capture the customers of Altoids. Since the incident had taken place in summers when the
consumption of juices was already on the peak, losing any customer would bring a significant
drop in the sales of Altoids Ltd. This would have led to negative consequences for Altoids by
shaking its dominant position in the juice industry of Pakistan.

Possible Course of Action

Mahdi sat in his office scrolling through the customers’ reviews on the brand’s Facebook page.
The videos and pictures of the fungus were going viral. This was not a new phenomenon; just
months back the national airlines had served a business class passenger stale bread and the
pictures had made headlines on national television. Mahdi did not want Altoids to become
another case for bad media publicity and blame the victims for posting these videos.
Nonetheless, something had to be done to save the image of the Rasbhara brand.

Mahdi brainstormed through the paths Altoids Ltd. could take. The company could pass the buck
to the brand’s distribution chain specifically the middlemen for their mismanagement of the
cartons. Simultaneously, he could bring the quality standards strictly followed by Rasbhara
strictly to the public’s attention. He could also blame the retailers for not storing the Tetra packs
in a cool, dry place away from sunlight. But he feared that doing so would not only damage the
company’s relationship with the current distributors but would also seriously threaten the
possibility of Altoids signing contracts with any new distributors in the future.

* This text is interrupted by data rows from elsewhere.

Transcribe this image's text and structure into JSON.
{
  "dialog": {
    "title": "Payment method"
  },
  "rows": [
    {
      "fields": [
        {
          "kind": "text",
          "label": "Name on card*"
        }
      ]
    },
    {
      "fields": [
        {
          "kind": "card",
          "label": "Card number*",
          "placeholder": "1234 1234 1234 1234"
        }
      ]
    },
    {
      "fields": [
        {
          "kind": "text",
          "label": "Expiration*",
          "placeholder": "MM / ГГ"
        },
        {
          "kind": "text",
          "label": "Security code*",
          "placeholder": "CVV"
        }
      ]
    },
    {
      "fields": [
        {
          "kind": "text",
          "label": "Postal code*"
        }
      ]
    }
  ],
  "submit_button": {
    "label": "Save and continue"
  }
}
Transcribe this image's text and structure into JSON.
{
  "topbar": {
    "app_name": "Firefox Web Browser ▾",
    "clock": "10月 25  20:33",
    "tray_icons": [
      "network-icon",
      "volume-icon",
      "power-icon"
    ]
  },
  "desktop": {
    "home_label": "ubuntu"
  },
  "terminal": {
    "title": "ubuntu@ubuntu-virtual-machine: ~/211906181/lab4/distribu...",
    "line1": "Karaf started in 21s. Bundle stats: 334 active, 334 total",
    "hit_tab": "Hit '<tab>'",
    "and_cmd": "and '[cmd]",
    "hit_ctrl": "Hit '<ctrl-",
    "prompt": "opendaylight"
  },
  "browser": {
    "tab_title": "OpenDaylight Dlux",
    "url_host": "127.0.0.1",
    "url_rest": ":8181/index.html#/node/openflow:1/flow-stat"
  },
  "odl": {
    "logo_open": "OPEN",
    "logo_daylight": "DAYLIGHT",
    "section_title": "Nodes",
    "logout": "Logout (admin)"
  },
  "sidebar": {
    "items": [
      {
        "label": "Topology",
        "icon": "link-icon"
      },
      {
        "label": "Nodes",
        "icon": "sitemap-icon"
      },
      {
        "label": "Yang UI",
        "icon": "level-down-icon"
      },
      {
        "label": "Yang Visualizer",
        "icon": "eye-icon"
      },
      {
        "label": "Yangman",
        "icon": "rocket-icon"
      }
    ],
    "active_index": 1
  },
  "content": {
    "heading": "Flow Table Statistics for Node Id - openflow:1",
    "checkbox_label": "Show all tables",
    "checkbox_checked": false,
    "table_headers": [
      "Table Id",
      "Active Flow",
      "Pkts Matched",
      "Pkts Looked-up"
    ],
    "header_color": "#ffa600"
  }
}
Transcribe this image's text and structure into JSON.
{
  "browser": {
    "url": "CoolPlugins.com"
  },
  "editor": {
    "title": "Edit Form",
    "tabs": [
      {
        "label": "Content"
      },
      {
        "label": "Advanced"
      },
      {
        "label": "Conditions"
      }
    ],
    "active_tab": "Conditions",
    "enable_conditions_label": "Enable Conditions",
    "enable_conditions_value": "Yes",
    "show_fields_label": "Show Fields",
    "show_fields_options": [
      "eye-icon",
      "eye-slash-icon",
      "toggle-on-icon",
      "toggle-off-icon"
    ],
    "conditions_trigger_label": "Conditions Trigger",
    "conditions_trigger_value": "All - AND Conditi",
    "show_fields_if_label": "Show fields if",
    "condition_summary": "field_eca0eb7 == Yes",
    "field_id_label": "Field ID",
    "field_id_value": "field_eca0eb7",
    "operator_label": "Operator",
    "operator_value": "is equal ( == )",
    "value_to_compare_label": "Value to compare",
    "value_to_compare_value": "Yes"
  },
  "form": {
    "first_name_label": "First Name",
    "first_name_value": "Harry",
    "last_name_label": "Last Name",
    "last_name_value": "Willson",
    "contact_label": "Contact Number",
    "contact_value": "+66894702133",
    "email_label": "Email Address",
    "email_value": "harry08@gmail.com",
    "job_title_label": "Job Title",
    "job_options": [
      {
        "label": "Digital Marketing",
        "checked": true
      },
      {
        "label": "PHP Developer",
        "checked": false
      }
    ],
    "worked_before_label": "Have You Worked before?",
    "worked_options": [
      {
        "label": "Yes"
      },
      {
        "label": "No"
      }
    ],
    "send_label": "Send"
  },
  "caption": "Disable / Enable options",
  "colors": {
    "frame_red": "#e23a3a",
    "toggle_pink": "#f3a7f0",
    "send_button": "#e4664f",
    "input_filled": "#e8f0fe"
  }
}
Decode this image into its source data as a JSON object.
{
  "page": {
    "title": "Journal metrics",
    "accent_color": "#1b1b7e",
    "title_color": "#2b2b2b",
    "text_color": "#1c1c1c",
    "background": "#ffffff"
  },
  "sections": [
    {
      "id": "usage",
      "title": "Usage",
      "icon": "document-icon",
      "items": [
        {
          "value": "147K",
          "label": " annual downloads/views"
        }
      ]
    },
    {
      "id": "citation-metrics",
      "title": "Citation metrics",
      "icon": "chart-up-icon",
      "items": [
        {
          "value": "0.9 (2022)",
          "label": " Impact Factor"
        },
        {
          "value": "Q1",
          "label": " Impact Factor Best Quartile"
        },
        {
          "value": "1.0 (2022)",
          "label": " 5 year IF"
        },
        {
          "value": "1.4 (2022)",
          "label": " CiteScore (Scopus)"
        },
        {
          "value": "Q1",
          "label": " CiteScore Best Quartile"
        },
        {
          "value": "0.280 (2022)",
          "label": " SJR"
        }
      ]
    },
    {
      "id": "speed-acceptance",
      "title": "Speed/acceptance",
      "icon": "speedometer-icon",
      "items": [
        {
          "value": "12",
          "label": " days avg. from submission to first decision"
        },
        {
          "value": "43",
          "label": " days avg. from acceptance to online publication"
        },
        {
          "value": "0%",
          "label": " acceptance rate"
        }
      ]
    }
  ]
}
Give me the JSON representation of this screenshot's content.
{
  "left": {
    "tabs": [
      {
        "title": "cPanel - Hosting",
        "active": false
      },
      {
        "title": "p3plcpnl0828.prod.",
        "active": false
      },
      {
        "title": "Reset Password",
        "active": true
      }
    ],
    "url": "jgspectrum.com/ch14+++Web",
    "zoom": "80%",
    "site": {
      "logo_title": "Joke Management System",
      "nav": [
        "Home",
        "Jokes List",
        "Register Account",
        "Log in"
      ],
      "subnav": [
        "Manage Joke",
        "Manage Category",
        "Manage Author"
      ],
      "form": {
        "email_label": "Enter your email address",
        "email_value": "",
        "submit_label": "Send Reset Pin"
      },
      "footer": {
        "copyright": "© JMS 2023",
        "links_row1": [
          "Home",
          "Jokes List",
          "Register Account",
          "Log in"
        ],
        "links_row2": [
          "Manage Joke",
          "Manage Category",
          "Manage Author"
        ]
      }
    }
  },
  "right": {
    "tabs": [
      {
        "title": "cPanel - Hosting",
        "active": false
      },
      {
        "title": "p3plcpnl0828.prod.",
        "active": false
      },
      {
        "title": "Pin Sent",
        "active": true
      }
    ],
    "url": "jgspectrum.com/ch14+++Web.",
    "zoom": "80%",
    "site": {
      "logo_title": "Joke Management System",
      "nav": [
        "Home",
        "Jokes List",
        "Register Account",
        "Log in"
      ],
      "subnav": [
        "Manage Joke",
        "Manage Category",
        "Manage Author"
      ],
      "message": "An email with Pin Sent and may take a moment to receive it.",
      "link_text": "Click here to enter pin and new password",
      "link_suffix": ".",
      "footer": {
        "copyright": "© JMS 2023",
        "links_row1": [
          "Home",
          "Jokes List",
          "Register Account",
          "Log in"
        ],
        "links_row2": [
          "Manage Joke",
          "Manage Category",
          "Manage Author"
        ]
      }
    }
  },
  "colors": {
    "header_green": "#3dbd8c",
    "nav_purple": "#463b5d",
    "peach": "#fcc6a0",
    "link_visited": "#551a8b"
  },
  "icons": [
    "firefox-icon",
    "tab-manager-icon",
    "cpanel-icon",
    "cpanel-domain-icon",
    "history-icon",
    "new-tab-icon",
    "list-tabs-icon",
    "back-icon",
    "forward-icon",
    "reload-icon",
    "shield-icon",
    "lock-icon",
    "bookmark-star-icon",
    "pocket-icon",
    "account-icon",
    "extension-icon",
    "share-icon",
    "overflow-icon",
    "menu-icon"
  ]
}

Mahdi also gave taking a less defensive action a thought. He considered the option of showing
customers empathy and apologizing for Rasbhara’ negligence in packing, handling and storage
of the juice through a formal press release. This would of course help Rasbhara retain its loyal
customers and regain some of the lost brand equity. But this option would come at a cost to; the
company risked bringing the quality assurance process of other products of Altoids Pakistan like
the popular Khalis Doodh into question. There was no way Altoids could afford carrying
portfolio of damaged brands in an attempt to improve the image of just Rasbhara. He, however,
was sure that the infected Rasbhara’ juices must be called back and replaced with the new ones if
the brand wanted to maintain good terms with its customers.

Looking Ahead
The struggle for Altoids Ltd. had only just begun and Mahdi was determined to not let the
company go down without a fight. The clocks were ticking and with every passing hour, the bad
press for the brand was going to increase. Mahdi knew the company couldn’t afford to lose the
trust of customers in the brand who had always perceived Altoids to be a promoter of product
safety and quality. The recent incident had raised serious questions about the commitment of
brand to improving the quality of life of Pakistanis. Mahdi, being the brand manager, found
himself in a state of quandary as to how should he respond to the complaints of the customers.
Both of the alternatives put on the table by him had certain limitations. He needed to implement
an effective strategy immediately since the public wanted answers from Altoids Ltd. The
question of who was to be held responsible for the huge mishap was still unanswered.

Assignment Questions
1.! What steps did Altoids Ltd. take initially to respond to customer complaints? Were they
2.! Mahdi proposed two alternatives to communicate the reason for the quality mishap: i)
blame the distributors or ii) accept responsibility. Evaluate both the alternatives and using
your own knowledge propose a plausible course of action.
3.! What should Altoids’ social media crisis plan be?


Exhibit 1:

Comparison of Market Share of Altoids Pakistan with Engro Foods Ltd. (Blue line represents


Exhibit 2:

Online Resource: